Work order >> Only the lines with the string "JSON" are needed; return each of them from the entries below.

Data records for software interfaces
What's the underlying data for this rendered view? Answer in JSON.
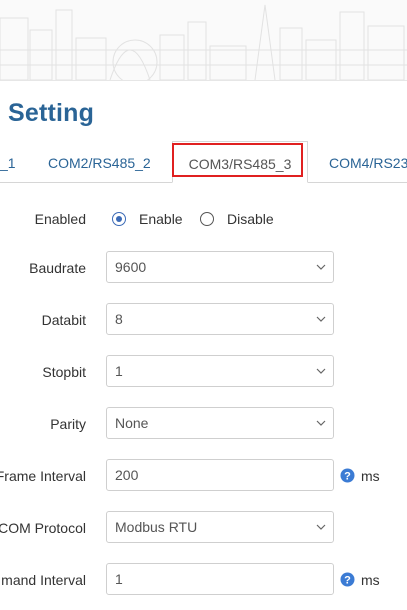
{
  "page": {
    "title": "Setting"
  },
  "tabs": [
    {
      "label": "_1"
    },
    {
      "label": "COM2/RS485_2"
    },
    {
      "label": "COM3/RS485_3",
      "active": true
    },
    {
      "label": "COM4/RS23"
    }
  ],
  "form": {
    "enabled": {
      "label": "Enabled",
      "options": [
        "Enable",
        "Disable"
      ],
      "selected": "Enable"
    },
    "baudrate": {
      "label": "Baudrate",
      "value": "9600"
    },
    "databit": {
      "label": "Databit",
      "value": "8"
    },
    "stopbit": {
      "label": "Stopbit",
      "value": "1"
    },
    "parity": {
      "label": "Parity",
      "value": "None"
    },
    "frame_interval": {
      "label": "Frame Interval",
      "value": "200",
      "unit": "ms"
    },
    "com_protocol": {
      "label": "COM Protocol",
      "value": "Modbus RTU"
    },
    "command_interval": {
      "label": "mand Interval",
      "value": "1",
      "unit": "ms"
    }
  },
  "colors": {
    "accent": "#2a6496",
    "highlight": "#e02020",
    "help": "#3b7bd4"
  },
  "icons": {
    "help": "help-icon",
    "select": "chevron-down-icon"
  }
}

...

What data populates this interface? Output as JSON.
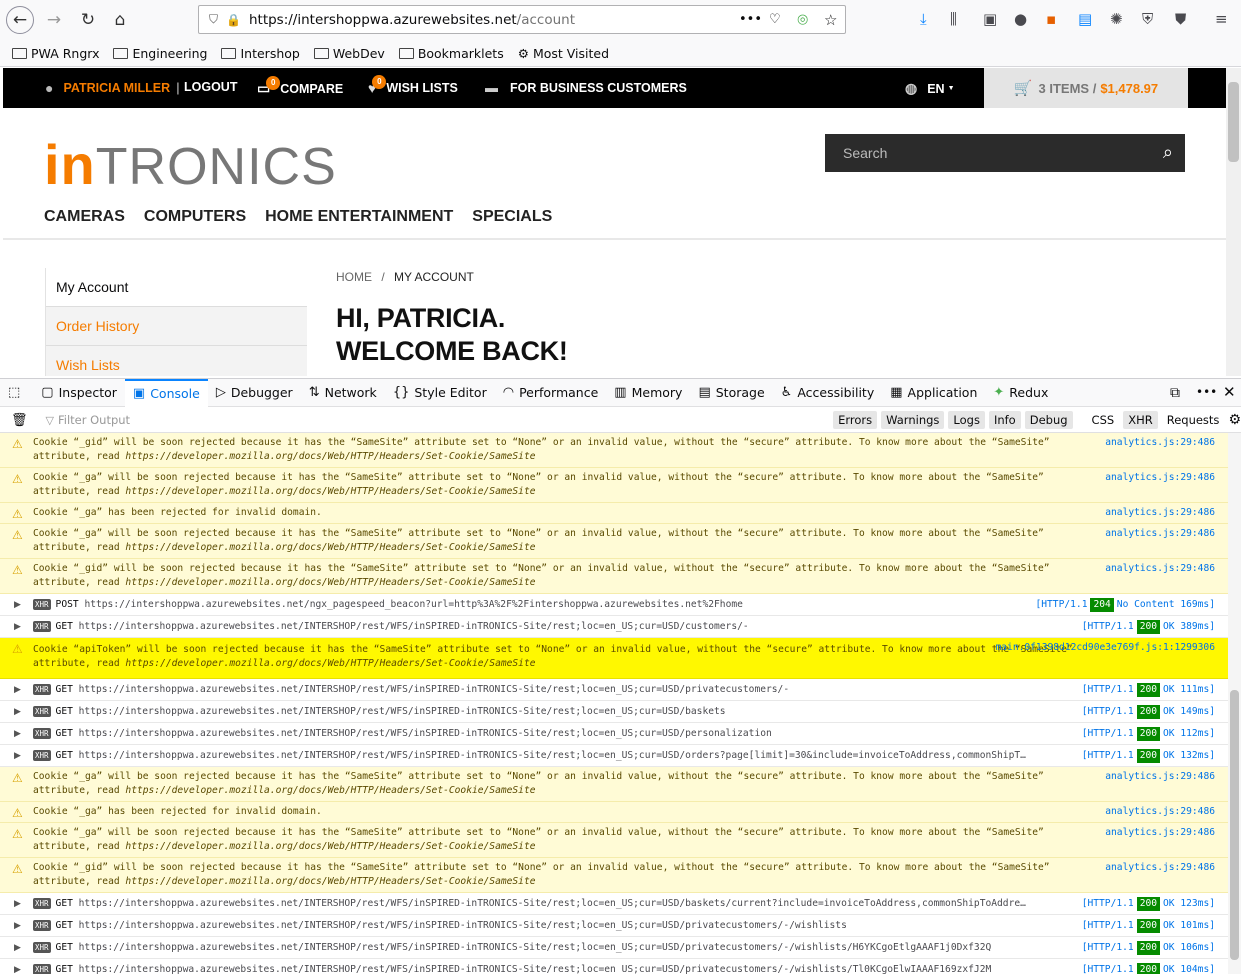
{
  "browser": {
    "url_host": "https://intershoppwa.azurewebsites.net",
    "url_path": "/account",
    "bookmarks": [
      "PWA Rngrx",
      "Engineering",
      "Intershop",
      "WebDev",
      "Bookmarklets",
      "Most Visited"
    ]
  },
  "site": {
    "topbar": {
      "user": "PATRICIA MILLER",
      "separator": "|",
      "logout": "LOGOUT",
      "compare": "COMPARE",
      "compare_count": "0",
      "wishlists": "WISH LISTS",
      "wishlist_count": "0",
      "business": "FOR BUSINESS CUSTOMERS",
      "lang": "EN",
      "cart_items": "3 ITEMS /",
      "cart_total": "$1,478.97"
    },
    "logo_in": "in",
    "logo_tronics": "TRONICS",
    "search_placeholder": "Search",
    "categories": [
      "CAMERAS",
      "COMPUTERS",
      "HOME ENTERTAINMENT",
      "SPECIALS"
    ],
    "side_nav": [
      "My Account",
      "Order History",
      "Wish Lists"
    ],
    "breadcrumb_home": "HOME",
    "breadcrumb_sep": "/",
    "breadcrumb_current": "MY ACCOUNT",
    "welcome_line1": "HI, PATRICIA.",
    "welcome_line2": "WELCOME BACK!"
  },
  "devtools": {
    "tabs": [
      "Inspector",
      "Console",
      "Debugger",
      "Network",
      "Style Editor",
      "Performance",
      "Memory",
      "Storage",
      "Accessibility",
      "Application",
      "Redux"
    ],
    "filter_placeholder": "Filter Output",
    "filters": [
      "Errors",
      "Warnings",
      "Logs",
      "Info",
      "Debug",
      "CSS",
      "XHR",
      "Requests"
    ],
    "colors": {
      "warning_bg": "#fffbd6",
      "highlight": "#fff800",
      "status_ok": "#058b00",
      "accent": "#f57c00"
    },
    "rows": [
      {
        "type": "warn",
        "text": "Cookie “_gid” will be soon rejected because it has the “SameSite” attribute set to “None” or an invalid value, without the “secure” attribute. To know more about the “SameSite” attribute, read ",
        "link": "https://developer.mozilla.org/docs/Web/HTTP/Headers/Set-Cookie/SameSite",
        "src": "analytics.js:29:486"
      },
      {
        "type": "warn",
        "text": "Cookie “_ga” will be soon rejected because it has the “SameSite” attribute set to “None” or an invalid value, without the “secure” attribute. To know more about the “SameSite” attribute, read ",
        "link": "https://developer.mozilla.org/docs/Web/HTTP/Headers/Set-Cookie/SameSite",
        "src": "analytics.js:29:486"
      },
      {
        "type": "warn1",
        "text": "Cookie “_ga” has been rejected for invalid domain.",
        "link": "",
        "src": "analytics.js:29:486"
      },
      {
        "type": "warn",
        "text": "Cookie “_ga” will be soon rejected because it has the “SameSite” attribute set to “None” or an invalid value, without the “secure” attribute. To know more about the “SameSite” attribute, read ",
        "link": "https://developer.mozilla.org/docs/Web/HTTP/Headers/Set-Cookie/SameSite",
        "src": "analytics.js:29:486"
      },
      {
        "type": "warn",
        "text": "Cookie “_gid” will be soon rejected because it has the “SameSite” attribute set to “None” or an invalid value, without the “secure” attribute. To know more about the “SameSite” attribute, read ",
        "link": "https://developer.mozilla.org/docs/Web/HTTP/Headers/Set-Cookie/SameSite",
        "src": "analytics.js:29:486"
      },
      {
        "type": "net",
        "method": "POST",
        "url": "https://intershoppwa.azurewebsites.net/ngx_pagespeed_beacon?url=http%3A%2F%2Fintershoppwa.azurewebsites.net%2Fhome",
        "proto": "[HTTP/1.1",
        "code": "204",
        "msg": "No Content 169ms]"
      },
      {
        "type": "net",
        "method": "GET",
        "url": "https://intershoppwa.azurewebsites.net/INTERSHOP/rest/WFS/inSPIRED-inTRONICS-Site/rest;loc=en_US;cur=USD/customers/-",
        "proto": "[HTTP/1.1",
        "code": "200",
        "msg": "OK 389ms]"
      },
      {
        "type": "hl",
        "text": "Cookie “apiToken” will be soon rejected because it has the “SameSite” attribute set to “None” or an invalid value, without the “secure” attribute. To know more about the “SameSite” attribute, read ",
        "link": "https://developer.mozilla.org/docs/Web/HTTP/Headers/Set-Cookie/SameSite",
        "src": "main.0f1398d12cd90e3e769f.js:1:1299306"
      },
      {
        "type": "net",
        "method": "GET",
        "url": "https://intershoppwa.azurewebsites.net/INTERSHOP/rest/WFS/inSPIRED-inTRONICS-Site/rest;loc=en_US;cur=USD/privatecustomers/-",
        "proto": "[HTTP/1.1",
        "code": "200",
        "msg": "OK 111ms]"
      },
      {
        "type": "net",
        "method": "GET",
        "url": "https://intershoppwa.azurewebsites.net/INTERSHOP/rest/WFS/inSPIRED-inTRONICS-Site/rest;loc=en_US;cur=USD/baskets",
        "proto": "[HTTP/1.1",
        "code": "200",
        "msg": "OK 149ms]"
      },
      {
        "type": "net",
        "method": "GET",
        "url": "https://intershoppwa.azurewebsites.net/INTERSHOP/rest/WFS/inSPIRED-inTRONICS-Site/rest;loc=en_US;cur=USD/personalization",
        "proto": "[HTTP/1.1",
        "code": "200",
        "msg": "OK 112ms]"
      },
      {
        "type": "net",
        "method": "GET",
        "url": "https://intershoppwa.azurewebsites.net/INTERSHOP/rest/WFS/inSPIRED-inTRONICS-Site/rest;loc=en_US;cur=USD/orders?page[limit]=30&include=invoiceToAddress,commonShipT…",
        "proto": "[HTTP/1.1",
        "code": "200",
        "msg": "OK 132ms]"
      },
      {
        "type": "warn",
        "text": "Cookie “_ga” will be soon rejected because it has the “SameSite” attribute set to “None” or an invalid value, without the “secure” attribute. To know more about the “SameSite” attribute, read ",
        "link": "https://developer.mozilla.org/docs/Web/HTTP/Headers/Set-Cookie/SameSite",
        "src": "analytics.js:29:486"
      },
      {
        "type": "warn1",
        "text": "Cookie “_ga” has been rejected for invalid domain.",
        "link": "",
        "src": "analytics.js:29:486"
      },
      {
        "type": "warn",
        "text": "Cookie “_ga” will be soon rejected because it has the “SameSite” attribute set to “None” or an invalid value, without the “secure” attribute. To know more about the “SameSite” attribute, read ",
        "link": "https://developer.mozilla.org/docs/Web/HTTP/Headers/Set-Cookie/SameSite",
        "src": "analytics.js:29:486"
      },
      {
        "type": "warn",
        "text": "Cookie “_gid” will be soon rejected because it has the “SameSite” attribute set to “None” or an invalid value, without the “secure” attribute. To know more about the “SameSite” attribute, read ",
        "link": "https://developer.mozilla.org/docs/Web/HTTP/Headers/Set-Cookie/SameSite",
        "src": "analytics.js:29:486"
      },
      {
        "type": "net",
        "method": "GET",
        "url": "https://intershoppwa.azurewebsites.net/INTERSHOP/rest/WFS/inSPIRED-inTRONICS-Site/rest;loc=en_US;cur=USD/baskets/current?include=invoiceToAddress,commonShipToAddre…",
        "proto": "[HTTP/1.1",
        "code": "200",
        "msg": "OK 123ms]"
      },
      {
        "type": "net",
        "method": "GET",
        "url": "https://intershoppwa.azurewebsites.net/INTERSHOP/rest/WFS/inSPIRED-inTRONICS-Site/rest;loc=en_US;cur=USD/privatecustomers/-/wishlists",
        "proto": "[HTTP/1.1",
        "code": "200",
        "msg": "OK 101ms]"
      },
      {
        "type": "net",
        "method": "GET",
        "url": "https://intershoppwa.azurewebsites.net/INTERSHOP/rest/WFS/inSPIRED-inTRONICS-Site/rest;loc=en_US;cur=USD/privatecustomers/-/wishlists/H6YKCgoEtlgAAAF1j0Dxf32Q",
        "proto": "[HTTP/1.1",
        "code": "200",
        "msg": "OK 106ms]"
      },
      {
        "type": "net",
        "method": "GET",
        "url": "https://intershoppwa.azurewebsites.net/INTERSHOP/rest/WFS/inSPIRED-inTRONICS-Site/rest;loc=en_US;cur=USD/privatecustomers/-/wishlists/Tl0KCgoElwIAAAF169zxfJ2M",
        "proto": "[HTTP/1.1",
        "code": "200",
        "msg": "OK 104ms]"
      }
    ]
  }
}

Response to this task >>
What's the underlying data for this rendered view? Answer in JSON.
What data populates this interface? Output as JSON.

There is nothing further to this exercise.